Exercise brief: Return copies of the lines below that mention "title".

Items from an interface collection:
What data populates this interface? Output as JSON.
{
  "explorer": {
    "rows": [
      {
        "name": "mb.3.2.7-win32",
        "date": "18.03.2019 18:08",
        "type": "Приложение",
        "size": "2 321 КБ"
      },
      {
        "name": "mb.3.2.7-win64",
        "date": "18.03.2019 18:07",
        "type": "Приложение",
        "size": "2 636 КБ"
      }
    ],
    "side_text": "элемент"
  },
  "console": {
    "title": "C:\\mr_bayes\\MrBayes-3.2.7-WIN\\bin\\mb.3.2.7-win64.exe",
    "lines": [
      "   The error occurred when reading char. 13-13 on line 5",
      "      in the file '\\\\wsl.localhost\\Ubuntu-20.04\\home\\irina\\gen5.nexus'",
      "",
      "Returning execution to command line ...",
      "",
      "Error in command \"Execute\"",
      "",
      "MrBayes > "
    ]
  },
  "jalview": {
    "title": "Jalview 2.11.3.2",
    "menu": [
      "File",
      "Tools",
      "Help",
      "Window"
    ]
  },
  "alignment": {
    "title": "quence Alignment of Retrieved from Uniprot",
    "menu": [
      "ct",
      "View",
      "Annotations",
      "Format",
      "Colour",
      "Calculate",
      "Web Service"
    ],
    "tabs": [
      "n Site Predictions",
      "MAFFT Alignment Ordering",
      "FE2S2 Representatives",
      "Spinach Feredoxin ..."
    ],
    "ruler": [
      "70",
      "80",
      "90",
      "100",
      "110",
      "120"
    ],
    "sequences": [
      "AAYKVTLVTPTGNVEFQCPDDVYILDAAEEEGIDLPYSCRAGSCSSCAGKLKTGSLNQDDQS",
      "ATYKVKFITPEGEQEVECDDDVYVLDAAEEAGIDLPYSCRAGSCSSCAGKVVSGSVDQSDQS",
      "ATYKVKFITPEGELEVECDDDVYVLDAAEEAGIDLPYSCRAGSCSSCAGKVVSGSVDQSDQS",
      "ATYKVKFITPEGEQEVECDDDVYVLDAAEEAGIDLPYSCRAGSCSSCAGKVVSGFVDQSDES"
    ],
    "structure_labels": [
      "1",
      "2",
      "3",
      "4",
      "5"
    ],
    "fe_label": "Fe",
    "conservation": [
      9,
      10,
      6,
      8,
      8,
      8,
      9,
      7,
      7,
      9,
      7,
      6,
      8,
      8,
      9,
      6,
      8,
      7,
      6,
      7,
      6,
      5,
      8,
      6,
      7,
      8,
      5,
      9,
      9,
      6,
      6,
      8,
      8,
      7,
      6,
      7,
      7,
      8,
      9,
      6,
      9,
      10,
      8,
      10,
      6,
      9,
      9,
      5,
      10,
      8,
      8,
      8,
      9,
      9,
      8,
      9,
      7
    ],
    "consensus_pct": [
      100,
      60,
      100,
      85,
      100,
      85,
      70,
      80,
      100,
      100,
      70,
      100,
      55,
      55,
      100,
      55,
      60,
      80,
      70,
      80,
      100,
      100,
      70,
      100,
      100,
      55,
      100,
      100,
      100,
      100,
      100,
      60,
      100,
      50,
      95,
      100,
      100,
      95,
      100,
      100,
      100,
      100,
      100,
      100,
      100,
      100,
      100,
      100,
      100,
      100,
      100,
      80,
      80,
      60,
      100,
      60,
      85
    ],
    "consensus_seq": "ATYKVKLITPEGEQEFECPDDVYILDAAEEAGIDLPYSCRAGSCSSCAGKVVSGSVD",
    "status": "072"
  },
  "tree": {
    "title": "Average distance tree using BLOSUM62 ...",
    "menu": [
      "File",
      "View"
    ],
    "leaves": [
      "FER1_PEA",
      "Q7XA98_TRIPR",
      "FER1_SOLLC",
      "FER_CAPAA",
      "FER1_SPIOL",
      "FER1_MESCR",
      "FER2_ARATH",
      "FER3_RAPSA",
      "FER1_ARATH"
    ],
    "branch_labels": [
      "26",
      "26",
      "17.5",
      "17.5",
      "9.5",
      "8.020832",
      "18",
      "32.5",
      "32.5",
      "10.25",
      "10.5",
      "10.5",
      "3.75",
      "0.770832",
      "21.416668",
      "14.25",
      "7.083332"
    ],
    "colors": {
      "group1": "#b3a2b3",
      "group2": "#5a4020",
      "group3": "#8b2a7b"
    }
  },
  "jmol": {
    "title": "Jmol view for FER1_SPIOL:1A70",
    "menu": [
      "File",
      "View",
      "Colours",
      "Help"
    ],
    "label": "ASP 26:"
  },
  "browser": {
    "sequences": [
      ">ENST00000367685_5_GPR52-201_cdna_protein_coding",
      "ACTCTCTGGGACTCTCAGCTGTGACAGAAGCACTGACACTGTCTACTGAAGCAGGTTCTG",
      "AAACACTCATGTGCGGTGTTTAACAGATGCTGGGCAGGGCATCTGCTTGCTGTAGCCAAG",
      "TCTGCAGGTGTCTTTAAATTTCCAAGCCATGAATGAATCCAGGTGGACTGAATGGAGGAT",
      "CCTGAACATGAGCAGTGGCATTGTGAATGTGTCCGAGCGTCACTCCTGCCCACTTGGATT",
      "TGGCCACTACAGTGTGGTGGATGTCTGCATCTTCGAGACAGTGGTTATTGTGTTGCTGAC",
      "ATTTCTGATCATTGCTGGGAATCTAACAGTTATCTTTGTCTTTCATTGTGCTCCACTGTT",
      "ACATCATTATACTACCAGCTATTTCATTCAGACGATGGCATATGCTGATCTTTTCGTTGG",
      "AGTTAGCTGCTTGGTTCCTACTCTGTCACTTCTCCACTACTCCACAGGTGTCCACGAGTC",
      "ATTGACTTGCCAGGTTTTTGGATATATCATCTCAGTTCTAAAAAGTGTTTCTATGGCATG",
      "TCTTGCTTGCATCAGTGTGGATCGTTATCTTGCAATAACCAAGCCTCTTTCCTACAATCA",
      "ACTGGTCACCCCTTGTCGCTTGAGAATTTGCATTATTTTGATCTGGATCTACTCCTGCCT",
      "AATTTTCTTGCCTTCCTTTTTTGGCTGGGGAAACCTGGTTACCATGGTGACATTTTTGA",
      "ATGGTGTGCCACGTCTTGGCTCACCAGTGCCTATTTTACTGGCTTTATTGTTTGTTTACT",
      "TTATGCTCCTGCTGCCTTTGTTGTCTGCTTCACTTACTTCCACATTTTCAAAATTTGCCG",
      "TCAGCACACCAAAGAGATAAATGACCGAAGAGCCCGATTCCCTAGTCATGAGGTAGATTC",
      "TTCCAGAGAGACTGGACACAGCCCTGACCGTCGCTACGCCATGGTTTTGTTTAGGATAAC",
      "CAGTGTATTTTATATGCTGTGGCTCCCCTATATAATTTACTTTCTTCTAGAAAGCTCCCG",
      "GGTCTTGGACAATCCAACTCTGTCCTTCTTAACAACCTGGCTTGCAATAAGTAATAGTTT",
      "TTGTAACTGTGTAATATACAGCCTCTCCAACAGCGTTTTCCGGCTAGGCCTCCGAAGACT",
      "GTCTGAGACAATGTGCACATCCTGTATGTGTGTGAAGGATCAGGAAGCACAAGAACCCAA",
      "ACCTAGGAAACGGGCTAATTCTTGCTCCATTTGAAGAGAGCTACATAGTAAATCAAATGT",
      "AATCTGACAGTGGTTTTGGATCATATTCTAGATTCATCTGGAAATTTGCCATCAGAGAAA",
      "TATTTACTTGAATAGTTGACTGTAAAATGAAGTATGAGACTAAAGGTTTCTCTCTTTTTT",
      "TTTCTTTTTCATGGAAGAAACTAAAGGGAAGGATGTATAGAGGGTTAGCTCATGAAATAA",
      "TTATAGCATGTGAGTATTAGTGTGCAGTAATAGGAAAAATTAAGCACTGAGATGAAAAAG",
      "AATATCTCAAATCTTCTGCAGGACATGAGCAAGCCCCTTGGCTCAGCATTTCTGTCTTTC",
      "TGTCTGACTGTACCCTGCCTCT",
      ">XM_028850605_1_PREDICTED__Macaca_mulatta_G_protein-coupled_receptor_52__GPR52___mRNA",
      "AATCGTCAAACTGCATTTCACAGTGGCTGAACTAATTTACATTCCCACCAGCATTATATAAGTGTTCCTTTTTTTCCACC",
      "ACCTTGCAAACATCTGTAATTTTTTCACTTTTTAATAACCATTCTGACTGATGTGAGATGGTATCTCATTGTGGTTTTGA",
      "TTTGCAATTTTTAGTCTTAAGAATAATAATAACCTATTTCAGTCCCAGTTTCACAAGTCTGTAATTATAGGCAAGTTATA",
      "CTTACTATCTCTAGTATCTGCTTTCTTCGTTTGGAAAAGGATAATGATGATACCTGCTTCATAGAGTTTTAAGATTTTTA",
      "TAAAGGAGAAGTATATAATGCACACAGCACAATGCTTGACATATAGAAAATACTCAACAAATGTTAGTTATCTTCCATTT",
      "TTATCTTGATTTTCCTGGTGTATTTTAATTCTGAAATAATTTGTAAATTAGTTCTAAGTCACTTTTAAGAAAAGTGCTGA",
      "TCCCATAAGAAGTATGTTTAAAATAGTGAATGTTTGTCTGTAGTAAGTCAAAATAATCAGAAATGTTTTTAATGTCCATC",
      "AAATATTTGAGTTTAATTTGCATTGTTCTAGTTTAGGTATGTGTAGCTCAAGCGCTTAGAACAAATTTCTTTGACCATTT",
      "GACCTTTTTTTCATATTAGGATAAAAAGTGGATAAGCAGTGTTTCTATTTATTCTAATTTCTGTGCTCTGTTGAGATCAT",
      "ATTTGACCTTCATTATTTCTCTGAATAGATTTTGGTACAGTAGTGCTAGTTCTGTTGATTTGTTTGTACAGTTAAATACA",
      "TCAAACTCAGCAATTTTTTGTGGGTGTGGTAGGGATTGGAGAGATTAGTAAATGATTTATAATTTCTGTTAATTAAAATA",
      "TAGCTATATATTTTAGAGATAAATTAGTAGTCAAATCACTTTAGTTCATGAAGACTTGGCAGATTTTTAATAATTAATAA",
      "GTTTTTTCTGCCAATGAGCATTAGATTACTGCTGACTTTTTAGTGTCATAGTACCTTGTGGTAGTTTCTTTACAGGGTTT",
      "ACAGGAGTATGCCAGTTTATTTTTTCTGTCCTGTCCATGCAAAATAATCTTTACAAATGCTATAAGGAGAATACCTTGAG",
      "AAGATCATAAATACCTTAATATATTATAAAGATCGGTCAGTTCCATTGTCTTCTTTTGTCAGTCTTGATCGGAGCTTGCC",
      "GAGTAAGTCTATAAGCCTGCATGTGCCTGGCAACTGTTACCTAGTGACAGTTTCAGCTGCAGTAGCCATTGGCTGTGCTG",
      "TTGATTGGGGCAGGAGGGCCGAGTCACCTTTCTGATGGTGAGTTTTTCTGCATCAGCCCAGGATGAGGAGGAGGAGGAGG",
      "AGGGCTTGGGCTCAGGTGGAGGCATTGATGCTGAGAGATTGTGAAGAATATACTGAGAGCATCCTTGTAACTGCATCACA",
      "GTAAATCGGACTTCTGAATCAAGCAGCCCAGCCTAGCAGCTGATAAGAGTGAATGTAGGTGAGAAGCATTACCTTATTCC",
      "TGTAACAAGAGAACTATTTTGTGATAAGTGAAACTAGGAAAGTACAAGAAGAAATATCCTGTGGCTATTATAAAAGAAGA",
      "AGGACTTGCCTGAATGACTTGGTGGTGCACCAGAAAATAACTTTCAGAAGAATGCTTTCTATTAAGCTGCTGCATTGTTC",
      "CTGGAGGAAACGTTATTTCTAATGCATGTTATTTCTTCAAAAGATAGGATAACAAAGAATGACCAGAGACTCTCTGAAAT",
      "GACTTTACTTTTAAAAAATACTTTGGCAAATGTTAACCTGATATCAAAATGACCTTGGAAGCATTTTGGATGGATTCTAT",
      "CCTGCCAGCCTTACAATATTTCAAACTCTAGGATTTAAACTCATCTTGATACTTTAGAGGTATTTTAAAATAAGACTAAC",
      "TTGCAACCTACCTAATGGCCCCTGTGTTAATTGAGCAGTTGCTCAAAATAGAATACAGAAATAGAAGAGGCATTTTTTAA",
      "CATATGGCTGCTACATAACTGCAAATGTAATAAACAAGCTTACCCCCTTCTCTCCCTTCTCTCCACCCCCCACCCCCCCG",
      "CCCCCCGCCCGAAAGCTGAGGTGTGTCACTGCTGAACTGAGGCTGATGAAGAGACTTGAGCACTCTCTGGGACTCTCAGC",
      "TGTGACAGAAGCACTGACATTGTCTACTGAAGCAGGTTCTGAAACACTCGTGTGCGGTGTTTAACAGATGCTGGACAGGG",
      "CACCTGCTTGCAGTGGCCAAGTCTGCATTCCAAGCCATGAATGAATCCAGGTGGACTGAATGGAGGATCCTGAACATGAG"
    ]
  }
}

Output for this task:
    "title": "C:\\mr_bayes\\MrBayes-3.2.7-WIN\\bin\\mb.3.2.7-win64.exe",
    "title": "Jalview 2.11.3.2",
    "title": "quence Alignment of Retrieved from Uniprot",
    "title": "Average distance tree using BLOSUM62 ...",
    "title": "Jmol view for FER1_SPIOL:1A70",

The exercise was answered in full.